» What you are asked to do: Print the lines below exactly as written, with none missing.

*** Input data Section Begins ***

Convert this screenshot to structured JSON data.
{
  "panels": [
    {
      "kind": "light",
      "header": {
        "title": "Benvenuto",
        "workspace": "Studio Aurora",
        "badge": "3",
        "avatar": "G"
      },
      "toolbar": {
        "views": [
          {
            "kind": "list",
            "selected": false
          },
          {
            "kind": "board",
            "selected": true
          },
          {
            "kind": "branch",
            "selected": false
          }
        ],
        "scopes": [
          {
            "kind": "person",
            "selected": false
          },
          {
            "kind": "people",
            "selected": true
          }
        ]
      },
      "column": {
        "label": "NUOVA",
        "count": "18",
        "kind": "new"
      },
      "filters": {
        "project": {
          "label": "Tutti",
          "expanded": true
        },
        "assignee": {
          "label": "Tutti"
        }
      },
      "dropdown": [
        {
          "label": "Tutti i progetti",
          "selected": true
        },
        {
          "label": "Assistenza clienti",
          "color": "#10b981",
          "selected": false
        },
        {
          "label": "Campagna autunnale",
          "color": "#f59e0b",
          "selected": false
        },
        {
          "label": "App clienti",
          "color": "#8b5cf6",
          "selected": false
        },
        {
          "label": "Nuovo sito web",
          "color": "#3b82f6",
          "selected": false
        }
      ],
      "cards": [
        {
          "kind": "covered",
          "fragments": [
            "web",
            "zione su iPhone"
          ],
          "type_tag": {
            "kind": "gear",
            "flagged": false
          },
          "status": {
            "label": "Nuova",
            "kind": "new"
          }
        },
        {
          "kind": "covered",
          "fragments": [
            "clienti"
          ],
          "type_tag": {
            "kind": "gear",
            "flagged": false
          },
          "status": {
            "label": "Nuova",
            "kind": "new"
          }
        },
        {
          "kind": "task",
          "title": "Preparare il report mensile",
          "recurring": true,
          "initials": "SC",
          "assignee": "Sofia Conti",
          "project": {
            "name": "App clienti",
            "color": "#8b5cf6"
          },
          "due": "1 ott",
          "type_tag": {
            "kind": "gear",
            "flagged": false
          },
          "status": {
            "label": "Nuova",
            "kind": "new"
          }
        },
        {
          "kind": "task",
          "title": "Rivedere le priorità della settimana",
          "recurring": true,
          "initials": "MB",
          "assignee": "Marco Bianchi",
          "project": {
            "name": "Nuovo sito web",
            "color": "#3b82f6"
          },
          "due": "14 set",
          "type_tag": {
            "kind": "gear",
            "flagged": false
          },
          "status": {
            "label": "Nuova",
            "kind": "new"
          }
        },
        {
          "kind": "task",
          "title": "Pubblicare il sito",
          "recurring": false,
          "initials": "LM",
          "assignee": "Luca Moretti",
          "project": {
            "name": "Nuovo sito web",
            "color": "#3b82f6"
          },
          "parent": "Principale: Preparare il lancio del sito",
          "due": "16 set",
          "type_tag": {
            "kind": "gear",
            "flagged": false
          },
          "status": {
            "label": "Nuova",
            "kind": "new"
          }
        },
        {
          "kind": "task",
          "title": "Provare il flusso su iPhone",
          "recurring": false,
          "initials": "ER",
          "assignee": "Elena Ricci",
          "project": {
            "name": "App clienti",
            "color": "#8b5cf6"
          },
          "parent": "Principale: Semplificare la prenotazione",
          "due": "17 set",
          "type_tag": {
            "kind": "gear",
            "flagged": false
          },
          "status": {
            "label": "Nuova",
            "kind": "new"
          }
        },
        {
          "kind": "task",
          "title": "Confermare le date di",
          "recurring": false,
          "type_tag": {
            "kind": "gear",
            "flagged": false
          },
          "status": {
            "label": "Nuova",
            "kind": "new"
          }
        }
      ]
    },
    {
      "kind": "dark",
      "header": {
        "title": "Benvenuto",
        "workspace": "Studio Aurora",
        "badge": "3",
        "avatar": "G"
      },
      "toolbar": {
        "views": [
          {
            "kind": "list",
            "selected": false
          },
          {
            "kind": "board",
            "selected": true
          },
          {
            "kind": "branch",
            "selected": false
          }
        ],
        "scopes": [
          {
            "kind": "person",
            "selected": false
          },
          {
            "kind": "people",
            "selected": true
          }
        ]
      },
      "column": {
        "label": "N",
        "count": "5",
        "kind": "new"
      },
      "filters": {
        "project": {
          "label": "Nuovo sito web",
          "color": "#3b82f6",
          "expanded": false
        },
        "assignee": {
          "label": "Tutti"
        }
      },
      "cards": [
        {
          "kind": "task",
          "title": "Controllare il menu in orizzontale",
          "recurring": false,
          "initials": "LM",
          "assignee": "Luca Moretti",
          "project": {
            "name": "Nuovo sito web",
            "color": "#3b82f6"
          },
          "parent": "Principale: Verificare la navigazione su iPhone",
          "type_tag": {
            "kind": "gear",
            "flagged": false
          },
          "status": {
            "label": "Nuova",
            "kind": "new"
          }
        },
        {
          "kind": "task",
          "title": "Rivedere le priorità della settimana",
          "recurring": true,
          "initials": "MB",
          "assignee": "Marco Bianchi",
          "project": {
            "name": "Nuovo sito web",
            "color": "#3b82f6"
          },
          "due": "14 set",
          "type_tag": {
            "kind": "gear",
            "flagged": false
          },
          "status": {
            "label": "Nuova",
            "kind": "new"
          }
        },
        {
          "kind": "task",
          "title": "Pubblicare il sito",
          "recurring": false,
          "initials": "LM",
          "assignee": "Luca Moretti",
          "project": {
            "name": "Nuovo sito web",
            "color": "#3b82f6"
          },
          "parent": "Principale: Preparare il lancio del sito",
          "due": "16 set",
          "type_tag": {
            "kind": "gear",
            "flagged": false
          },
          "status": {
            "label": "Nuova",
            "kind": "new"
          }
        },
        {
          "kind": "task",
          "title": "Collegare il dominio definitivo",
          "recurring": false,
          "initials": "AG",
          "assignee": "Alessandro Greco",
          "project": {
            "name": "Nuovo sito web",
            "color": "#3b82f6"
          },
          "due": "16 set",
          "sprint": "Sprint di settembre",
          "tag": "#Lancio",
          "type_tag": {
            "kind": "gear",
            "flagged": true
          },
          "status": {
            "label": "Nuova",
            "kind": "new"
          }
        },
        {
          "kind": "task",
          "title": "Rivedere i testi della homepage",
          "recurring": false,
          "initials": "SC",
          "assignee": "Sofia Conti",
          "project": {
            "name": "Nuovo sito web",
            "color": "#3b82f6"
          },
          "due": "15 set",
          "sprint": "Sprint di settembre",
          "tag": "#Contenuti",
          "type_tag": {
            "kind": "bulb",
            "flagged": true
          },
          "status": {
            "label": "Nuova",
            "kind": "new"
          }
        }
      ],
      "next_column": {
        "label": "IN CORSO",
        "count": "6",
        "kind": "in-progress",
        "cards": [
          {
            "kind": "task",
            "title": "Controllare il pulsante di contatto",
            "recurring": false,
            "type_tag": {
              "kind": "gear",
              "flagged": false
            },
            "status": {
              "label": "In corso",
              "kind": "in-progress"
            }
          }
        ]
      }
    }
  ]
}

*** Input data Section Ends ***

» Task answer:
Convert this screenshot to structured JSON data.
{
  "panels": [
    {
      "kind": "light",
      "header": {
        "title": "Benvenuto",
        "workspace": "Studio Aurora",
        "badge": "3",
        "avatar": "G"
      },
      "toolbar": {
        "views": [
          {
            "kind": "list",
            "selected": false
          },
          {
            "kind": "board",
            "selected": true
          },
          {
            "kind": "branch",
            "selected": false
          }
        ],
        "scopes": [
          {
            "kind": "person",
            "selected": false
          },
          {
            "kind": "people",
            "selected": true
          }
        ]
      },
      "column": {
        "label": "NUOVA",
        "count": "18",
        "kind": "new"
      },
      "filters": {
        "project": {
          "label": "Tutti",
          "expanded": true
        },
        "assignee": {
          "label": "Tutti"
        }
      },
      "dropdown": [
        {
          "label": "Tutti i progetti",
          "selected": true
        },
        {
          "label": "Assistenza clienti",
          "color": "#10b981",
          "selected": false
        },
        {
          "label": "Campagna autunnale",
          "color": "#f59e0b",
          "selected": false
        },
        {
          "label": "App clienti",
          "color": "#8b5cf6",
          "selected": false
        },
        {
          "label": "Nuovo sito web",
          "color": "#3b82f6",
          "selected": false
        }
      ],
      "cards": [
        {
          "kind": "covered",
          "fragments": [
            "web",
            "zione su iPhone"
          ],
          "type_tag": {
            "kind": "gear",
            "flagged": false
          },
          "status": {
            "label": "Nuova",
            "kind": "new"
          }
        },
        {
          "kind": "covered",
          "fragments": [
            "clienti"
          ],
          "type_tag": {
            "kind": "gear",
            "flagged": false
          },
          "status": {
            "label": "Nuova",
            "kind": "new"
          }
        },
        {
          "kind": "task",
          "title": "Preparare il report mensile",
          "recurring": true,
          "initials": "SC",
          "assignee": "Sofia Conti",
          "project": {
            "name": "App clienti",
            "color": "#8b5cf6"
          },
          "due": "1 ott",
          "type_tag": {
            "kind": "gear",
            "flagged": false
          },
          "status": {
            "label": "Nuova",
            "kind": "new"
          }
        },
        {
          "kind": "task",
          "title": "Rivedere le priorità della settimana",
          "recurring": true,
          "initials": "MB",
          "assignee": "Marco Bianchi",
          "project": {
            "name": "Nuovo sito web",
            "color": "#3b82f6"
          },
          "due": "14 set",
          "type_tag": {
            "kind": "gear",
            "flagged": false
          },
          "status": {
            "label": "Nuova",
            "kind": "new"
          }
        },
        {
          "kind": "task",
          "title": "Pubblicare il sito",
          "recurring": false,
          "initials": "LM",
          "assignee": "Luca Moretti",
          "project": {
            "name": "Nuovo sito web",
            "color": "#3b82f6"
          },
          "parent": "Principale: Preparare il lancio del sito",
          "due": "16 set",
          "type_tag": {
            "kind": "gear",
            "flagged": false
          },
          "status": {
            "label": "Nuova",
            "kind": "new"
          }
        },
        {
          "kind": "task",
          "title": "Provare il flusso su iPhone",
          "recurring": false,
          "initials": "ER",
          "assignee": "Elena Ricci",
          "project": {
            "name": "App clienti",
            "color": "#8b5cf6"
          },
          "parent": "Principale: Semplificare la prenotazione",
          "due": "17 set",
          "type_tag": {
            "kind": "gear",
            "flagged": false
          },
          "status": {
            "label": "Nuova",
            "kind": "new"
          }
        },
        {
          "kind": "task",
          "title": "Confermare le date di",
          "recurring": false,
          "type_tag": {
            "kind": "gear",
            "flagged": false
          },
          "status": {
            "label": "Nuova",
            "kind": "new"
          }
        }
      ]
    },
    {
      "kind": "dark",
      "header": {
        "title": "Benvenuto",
        "workspace": "Studio Aurora",
        "badge": "3",
        "avatar": "G"
      },
      "toolbar": {
        "views": [
          {
            "kind": "list",
            "selected": false
          },
          {
            "kind": "board",
            "selected": true
          },
          {
            "kind": "branch",
            "selected": false
          }
        ],
        "scopes": [
          {
            "kind": "person",
            "selected": false
          },
          {
            "kind": "people",
            "selected": true
          }
        ]
      },
      "column": {
        "label": "N",
        "count": "5",
        "kind": "new"
      },
      "filters": {
        "project": {
          "label": "Nuovo sito web",
          "color": "#3b82f6",
          "expanded": false
        },
        "assignee": {
          "label": "Tutti"
        }
      },
      "cards": [
        {
          "kind": "task",
          "title": "Controllare il menu in orizzontale",
          "recurring": false,
          "initials": "LM",
          "assignee": "Luca Moretti",
          "project": {
            "name": "Nuovo sito web",
            "color": "#3b82f6"
          },
          "parent": "Principale: Verificare la navigazione su iPhone",
          "type_tag": {
            "kind": "gear",
            "flagged": false
          },
          "status": {
            "label": "Nuova",
            "kind": "new"
          }
        },
        {
          "kind": "task",
          "title": "Rivedere le priorità della settimana",
          "recurring": true,
          "initials": "MB",
          "assignee": "Marco Bianchi",
          "project": {
            "name": "Nuovo sito web",
            "color": "#3b82f6"
          },
          "due": "14 set",
          "type_tag": {
            "kind": "gear",
            "flagged": false
          },
          "status": {
            "label": "Nuova",
            "kind": "new"
          }
        },
        {
          "kind": "task",
          "title": "Pubblicare il sito",
          "recurring": false,
          "initials": "LM",
          "assignee": "Luca Moretti",
          "project": {
            "name": "Nuovo sito web",
            "color": "#3b82f6"
          },
          "parent": "Principale: Preparare il lancio del sito",
          "due": "16 set",
          "type_tag": {
            "kind": "gear",
            "flagged": false
          },
          "status": {
            "label": "Nuova",
            "kind": "new"
          }
        },
        {
          "kind": "task",
          "title": "Collegare il dominio definitivo",
          "recurring": false,
          "initials": "AG",
          "assignee": "Alessandro Greco",
          "project": {
            "name": "Nuovo sito web",
            "color": "#3b82f6"
          },
          "due": "16 set",
          "sprint": "Sprint di settembre",
          "tag": "#Lancio",
          "type_tag": {
            "kind": "gear",
            "flagged": true
          },
          "status": {
            "label": "Nuova",
            "kind": "new"
          }
        },
        {
          "kind": "task",
          "title": "Rivedere i testi della homepage",
          "recurring": false,
          "initials": "SC",
          "assignee": "Sofia Conti",
          "project": {
            "name": "Nuovo sito web",
            "color": "#3b82f6"
          },
          "due": "15 set",
          "sprint": "Sprint di settembre",
          "tag": "#Contenuti",
          "type_tag": {
            "kind": "bulb",
            "flagged": true
          },
          "status": {
            "label": "Nuova",
            "kind": "new"
          }
        }
      ],
      "next_column": {
        "label": "IN CORSO",
        "count": "6",
        "kind": "in-progress",
        "cards": [
          {
            "kind": "task",
            "title": "Controllare il pulsante di contatto",
            "recurring": false,
            "type_tag": {
              "kind": "gear",
              "flagged": false
            },
            "status": {
              "label": "In corso",
              "kind": "in-progress"
            }
          }
        ]
      }
    }
  ]
}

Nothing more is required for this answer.